Sasami is a lazy hikikomori who'd rather be playing video games and sleeping than being a productive member of society, especially with a doting brother who waits on her hand and foot. But there's more than Sasami and her family than meet the eye – in reality, they are connected to the goddess Amaterasu and mysterious 'alterations' that occasionally change and threaten the world. With the help of three sisters, Sasami slowly tackles day to day challenges and puts a stop to alterations – and monsters – when they appear.
Ayumu was murdered by a serial killer – at least, he was. For after the mysterious Eucliwood Hellscythe revives him, he changes from a human to a zombie, much to his dismay. Now, in addition to being unable to die, the boy must see to the whims of his supernatural, silent companion – but things continue to get worse from there. As once Ayumu accidentally steals a magical girl named Haruna's powers, he is tasked with the embarrassing, obnoxious task of being a magical girl – err, boy – in her stead! Then with the addition of a hostile vampire ninja to his household, can Ayumu manage to maintain his new home life, fight against attacking monsters, and track down the person who killed him all while attempting to keep what little dignity he has left in tact?
Both series feature a rather extensive mostly female cast and play parodies and otaku culture as straight parts of their worlds. The humour and fan service is quite similar at times. Sasami is rather artistically made so in the first light it might look different however it does have quite a couple of overlapping content a quarter of the way in.
Sasami is basically kore wa in a shinto setting without the harem setting sharing a lot of humour while still retaining a plot.
If you liked either of these over-the-top shows, I suspect you'd like the other. They're both about people & families with supernatural powers who really just want to live normal lives, and they both have a similar crazy atmosphere with a comedic take on existential themes.
Kamba and Shouma Takakura have taken care of their sickly younger sister Himari since their parents disappeared years ago - that is, until the day she died. But as the boys grieve by her hospital bed, Himari sits up, adorned with a strange penguin hat. Suddenly, the three of them are transported to a vibrant world where the hat, using Himari's body as a puppet, charges these brothers with a task: find the Penguin Drum and their sister's life will be saved! Now aided by some odd penguins they received in the mail, the duo must find this mysterious item or risk losing the sister they care for so much. However, they aren't the only ones with their sights on the Penguin Drum, for new enemies await them around every turn, all connected in ways they would have never imagined...

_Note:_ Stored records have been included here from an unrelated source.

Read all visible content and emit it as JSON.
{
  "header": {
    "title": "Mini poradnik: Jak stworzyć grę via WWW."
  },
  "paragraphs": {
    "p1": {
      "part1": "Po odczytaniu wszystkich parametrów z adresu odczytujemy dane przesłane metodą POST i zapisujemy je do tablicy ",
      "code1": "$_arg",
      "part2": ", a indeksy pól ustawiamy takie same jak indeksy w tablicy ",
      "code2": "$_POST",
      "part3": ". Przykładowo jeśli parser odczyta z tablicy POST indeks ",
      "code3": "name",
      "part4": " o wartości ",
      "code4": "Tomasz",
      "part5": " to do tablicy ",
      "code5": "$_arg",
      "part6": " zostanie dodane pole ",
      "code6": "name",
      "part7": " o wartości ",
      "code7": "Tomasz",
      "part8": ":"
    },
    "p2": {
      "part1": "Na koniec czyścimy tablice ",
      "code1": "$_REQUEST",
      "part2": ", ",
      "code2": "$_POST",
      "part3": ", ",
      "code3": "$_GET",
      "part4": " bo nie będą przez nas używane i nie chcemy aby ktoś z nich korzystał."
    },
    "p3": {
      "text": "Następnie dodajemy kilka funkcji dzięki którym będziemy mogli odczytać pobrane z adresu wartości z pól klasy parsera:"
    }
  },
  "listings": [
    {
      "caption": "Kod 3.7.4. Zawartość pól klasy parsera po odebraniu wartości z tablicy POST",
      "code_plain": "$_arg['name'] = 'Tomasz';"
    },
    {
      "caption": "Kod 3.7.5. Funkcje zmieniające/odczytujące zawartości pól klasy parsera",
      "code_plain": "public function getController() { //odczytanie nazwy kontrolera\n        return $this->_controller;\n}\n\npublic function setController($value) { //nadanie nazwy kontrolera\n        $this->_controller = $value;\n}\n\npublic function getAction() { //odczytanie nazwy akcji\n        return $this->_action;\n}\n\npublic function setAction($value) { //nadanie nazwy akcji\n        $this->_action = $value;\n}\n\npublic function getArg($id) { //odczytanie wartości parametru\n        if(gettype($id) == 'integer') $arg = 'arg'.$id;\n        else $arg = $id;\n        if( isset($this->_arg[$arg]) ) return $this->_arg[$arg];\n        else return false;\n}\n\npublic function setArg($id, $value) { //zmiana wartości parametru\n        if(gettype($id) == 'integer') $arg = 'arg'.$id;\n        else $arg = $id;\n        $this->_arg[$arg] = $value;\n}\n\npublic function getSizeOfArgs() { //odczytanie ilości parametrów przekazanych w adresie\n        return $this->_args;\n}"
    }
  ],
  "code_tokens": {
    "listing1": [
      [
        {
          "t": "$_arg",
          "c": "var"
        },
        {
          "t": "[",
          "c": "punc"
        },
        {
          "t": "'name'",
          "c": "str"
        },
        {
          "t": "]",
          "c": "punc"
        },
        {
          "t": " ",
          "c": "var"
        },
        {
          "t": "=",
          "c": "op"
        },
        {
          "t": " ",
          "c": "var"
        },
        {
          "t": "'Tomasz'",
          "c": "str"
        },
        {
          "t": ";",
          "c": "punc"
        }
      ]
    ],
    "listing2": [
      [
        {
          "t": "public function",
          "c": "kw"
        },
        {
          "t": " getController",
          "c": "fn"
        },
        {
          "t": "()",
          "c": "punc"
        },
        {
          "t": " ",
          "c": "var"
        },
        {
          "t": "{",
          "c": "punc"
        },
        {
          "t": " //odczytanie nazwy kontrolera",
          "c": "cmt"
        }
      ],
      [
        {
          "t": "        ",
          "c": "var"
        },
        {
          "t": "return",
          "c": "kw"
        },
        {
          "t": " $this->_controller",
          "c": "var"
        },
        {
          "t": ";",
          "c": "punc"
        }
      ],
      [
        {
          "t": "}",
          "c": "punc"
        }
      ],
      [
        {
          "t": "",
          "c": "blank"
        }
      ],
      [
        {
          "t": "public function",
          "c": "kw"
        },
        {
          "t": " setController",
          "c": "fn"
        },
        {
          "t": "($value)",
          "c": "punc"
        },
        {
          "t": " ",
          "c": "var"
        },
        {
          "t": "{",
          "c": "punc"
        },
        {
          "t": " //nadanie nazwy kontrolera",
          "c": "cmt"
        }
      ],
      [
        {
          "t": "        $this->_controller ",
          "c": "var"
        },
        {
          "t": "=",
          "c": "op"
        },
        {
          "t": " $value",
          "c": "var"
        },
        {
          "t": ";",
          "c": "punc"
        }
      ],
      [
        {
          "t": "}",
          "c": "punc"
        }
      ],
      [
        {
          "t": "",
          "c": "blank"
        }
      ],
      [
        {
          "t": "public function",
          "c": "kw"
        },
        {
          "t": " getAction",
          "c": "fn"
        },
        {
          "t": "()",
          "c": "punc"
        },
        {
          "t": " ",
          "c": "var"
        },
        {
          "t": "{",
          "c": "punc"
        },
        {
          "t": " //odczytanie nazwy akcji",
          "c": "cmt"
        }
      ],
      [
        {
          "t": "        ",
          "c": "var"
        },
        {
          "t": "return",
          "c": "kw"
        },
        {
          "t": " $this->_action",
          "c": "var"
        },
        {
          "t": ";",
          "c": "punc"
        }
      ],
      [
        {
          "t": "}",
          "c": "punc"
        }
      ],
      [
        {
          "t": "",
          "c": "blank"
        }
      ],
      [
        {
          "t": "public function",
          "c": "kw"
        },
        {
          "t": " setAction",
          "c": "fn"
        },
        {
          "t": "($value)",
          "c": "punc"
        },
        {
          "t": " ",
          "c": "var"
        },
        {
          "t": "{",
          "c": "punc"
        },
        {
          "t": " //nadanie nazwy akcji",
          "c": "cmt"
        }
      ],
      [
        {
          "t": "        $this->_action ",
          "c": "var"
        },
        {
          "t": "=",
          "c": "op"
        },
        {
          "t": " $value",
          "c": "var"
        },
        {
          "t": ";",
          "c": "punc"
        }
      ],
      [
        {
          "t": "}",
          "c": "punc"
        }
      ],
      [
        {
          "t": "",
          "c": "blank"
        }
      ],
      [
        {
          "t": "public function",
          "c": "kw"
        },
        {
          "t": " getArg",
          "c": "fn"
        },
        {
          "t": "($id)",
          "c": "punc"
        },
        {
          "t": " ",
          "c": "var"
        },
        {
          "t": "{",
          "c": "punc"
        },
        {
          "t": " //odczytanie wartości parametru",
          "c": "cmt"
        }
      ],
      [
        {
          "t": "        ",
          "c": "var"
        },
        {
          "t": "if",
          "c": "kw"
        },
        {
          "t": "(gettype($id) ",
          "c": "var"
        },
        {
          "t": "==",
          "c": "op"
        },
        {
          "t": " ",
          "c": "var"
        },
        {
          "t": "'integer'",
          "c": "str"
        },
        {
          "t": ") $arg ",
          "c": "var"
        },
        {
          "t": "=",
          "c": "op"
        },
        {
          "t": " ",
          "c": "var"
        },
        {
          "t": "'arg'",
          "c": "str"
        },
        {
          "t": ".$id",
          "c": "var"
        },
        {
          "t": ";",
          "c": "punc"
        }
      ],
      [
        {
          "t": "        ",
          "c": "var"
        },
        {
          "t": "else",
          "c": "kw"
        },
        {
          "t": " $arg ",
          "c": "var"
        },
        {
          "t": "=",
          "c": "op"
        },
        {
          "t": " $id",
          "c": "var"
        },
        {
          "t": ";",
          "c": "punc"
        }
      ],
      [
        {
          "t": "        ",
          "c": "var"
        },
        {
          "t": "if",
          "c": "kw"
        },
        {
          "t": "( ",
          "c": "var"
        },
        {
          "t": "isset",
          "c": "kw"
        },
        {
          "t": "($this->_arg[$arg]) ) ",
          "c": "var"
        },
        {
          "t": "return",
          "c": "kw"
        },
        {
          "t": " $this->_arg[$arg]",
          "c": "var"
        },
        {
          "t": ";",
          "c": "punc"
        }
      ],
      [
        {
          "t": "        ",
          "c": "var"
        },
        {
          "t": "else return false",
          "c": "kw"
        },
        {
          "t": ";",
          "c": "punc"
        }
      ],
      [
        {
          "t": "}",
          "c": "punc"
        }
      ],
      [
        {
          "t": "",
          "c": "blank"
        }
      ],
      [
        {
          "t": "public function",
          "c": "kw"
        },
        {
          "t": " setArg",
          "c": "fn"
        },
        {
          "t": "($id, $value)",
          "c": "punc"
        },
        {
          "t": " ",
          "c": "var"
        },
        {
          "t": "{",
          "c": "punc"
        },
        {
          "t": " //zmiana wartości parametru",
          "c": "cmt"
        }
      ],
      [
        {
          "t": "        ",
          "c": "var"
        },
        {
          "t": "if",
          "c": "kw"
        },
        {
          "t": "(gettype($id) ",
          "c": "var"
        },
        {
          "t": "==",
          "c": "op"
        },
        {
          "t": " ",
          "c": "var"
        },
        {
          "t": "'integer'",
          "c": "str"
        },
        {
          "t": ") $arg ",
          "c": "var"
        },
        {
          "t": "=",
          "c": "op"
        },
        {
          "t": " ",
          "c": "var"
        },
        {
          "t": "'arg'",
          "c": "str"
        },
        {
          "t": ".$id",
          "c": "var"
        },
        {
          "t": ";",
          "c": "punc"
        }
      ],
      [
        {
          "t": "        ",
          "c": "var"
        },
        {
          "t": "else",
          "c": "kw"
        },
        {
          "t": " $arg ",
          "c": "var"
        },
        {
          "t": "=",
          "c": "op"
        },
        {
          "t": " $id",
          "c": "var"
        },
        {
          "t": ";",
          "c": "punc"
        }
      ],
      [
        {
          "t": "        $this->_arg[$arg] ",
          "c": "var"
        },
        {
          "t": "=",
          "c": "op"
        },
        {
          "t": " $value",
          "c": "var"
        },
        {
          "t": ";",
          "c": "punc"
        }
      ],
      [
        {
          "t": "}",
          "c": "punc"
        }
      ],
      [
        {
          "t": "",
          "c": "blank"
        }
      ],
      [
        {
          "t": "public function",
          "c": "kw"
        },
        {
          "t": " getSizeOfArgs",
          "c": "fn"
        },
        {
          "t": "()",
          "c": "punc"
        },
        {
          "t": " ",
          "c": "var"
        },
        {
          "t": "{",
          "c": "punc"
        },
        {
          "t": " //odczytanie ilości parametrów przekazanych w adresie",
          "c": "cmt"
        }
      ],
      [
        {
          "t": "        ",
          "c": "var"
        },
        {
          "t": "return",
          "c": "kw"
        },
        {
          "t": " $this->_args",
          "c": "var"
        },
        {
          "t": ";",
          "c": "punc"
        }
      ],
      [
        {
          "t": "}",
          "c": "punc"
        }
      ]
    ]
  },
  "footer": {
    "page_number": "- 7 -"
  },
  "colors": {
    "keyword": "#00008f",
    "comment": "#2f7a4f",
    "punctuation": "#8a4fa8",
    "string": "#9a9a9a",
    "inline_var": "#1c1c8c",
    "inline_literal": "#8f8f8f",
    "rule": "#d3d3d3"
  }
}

These shows have a lot in common: unusual animation styles, a host of excentric characters including brother(s) and sister(s) who are perhaps a little too close and a modern setting with world-altering fantasic powers.
Sasami-san tends towards the over the top comedy while Penguin Drum tends to be serious and dramatic but both shows are a blend of serious and funny moments.
Izumiko has lived a secluded, sheltered life in a mountain shrine since she was born. Having been raised to become the vessel of the Hime-gami, a mysterious force, the girl’s family has carefully planned and measured all aspects of her life - from the prestigious school she’s meant to attend to even her hair style. So when Izumiko is threatened by strange events, her father forces yet another obligation on her: Miyuki Sagara, a mountain monk descendant who’s fated to be her bodyguard. Unfortunately for the duo, neither is happy about the arrangement, especially Miyuki, who’s being exiled from his home city to guard a girl he considers to be useless. Can the two learn to find common ground in their search to understand the supernatural mysteries unfolding around them?
Both series focus on a young girl with the powers of a god. In Sasami-San, most of characters contain the powers of gods but in RDG, most of the characters are basically priest, monks and socerers. Both series revolve around Japanese spritual beliefs. While true that both series have a slightly confusing plot, there both highly enjoyable when you decide to watch them all the way through.
The eccentric Suzumiya Haruhi wants nothing more than to meet aliens, time travelers and espers… but she’ll have to settle for the everyday Kyon instead! Along with the mysterious Itsuki and the vacant Mikuru, the duo forms the SOS Brigade – a club whose mission is to discover the mysteries of the world. Armed with a razor sharp wit and a skill for manipulation, Haruhi will stop at nothing to have fun at all costs, even at the expense of Mikuru’s dignity!
While Haruhi is far more spastic and based on comedy, both titles feature similar main characters who are obnoxious in their own way, with special powers involved in the cast, etc. They definitely have a similar feel, drama/comedy differences aside.